"It's pretty cool," Uecker said after climbing the steps to meet his match. "I'll have to call the people who are going to take care of me when I meet my maker and have them come up here and look at the statue. I think when I finally go, I might want to go like that. Seated and above ground. That might be nice."
There was a serious component to Friday's frivolity. Statue designer Brian Maughan, the same artist who made the four statues outside Miller Park -- Hank Aaron, Allan H. "Bud" Selig, Robin Yount and Uecker -- included an extra seat next to the seated Uecker. Fans who make a donation to the Brewers Community Foundation and Make A Wish Foundation will get to take their picture alongside the likeness of Uecker.
Uecker made sure to mention the charitable angle on Friday afternoon, but the day was mostly fun. Yount and fellow Hall of Famer Rollie Fingers were on hand for a ceremony down on the field with Uecker's friends and family, plus Brewers players and front-office officials.
When Yount stepped to the podium, he looked around the quiet ballpark.
"Fifty thousand empty seats," Yount said. "What a ceremony."
Said Fingers: "I don't know how … you're going to get up there to see it, but congratulations."

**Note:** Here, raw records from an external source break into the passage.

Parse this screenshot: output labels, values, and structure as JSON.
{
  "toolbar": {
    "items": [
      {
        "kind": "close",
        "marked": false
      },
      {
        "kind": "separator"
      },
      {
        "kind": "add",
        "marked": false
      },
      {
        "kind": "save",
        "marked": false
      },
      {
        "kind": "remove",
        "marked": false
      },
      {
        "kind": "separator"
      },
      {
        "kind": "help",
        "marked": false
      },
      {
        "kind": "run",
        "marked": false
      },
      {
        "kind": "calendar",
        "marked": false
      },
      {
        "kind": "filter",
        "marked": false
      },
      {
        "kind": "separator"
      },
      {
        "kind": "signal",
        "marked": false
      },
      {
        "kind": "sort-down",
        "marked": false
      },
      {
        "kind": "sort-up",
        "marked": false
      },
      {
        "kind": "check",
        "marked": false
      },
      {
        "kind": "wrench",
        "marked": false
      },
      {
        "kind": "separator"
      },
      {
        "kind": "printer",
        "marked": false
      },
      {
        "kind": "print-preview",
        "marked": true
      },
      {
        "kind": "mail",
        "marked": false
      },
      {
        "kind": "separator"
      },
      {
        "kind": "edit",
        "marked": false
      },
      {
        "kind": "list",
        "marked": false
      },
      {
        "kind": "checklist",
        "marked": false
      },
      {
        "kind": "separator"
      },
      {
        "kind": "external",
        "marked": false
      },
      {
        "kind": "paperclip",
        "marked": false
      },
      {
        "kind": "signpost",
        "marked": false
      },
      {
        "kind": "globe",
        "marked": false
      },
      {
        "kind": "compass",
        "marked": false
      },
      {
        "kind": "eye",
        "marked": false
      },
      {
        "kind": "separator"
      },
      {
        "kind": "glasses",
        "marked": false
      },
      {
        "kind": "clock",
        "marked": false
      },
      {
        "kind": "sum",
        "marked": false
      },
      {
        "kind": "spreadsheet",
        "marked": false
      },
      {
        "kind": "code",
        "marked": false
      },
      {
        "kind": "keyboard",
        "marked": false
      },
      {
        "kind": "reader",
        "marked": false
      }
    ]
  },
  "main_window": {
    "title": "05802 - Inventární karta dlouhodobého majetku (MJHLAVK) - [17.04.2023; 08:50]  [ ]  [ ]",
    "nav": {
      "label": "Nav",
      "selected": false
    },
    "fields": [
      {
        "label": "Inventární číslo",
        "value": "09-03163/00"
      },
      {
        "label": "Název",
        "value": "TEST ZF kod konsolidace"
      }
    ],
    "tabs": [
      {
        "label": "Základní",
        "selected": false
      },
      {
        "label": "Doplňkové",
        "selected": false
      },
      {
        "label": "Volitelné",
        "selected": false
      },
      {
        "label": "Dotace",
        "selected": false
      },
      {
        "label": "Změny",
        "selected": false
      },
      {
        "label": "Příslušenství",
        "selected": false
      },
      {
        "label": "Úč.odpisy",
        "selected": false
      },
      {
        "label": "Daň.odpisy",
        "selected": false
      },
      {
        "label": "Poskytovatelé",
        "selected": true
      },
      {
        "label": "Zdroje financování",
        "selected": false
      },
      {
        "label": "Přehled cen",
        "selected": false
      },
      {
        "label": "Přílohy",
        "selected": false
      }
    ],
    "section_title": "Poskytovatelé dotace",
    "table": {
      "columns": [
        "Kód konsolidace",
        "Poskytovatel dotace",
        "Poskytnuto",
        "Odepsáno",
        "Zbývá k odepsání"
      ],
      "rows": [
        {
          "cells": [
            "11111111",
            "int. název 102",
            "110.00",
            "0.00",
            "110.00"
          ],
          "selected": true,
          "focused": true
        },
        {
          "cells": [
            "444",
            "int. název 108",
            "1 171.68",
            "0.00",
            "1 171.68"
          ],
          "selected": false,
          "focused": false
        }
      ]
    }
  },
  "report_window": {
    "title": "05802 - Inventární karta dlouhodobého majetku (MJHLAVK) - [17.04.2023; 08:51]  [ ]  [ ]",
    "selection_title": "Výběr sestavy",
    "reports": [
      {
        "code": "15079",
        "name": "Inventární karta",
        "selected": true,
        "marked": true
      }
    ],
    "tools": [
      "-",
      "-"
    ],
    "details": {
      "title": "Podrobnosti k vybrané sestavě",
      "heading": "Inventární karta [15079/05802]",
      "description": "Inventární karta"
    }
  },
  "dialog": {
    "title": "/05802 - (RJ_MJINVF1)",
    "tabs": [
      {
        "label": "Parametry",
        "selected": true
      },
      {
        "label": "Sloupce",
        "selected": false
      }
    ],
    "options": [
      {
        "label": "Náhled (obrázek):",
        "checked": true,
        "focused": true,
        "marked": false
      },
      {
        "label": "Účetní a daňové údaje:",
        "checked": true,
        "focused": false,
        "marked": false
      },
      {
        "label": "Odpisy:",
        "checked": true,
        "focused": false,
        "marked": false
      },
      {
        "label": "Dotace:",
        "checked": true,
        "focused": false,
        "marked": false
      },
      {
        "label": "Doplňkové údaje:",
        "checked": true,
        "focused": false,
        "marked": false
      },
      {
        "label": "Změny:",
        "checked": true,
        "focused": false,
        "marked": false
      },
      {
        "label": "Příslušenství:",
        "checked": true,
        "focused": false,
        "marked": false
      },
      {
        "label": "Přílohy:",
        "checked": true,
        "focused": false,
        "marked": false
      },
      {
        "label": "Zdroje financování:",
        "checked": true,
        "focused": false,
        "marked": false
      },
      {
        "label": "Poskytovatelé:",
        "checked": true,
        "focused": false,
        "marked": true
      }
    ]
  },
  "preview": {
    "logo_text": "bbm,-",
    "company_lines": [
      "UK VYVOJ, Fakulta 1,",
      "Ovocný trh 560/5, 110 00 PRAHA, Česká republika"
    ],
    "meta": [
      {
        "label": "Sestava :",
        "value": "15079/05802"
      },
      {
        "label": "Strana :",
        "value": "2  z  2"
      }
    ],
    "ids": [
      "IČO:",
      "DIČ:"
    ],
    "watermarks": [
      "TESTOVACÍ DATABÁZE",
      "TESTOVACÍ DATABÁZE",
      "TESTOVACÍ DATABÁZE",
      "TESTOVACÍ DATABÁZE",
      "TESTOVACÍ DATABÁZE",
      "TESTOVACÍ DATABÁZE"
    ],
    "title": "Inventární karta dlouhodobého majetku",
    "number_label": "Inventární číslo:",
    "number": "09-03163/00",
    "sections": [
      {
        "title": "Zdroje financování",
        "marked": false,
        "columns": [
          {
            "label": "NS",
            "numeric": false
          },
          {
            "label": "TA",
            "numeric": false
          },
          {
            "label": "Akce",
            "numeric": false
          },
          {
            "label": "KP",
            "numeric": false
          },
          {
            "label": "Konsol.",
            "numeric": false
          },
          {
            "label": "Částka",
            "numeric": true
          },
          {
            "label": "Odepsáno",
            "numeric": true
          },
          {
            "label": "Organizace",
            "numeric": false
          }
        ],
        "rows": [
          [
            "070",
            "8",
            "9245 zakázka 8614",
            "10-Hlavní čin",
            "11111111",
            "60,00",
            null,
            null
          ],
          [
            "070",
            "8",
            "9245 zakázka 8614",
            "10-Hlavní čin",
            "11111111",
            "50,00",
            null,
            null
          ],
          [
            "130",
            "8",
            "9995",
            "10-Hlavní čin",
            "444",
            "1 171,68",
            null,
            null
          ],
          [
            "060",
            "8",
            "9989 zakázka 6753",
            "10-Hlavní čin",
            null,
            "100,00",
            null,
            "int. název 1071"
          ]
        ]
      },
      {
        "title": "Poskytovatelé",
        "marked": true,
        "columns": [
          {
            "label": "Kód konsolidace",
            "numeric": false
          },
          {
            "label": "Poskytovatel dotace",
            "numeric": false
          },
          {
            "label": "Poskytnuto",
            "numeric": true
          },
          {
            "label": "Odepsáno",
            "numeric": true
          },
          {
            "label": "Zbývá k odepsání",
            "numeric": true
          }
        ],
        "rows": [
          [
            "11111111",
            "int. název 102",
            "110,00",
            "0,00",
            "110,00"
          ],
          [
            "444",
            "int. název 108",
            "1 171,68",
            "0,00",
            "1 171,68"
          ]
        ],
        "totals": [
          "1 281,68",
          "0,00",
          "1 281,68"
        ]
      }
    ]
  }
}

The new Uecker statue is made of bronze, but unlike the others at Miller Park, has color effects. Uecker is shown wearing a bright blue shirt, tan pants and, as usual, a big smile.
He wore that smile wide in the Miller Lite ads, which featured legendary athletes from every major sport, including Billy Martin, Mickey Mantle, Ray Nitschke, John Madden, Dick Butkus and Joe Frazier. It was just one of the off-the-field endeavors that made Uecker a national celebrity, beginning with his more than 100 appearances on "The Tonight Show with Johnny Carson."
"It's been a great ride and a great thrill to be able to work here and to be allowed by our former owner, Bud Selig, and now Mark Attanasio, to get myself involved in all of these other projects," Uecker said Friday. "Those Miller Lite years, the commercials that ran for some 17 years, were one of the most unbelievable times I've ever had."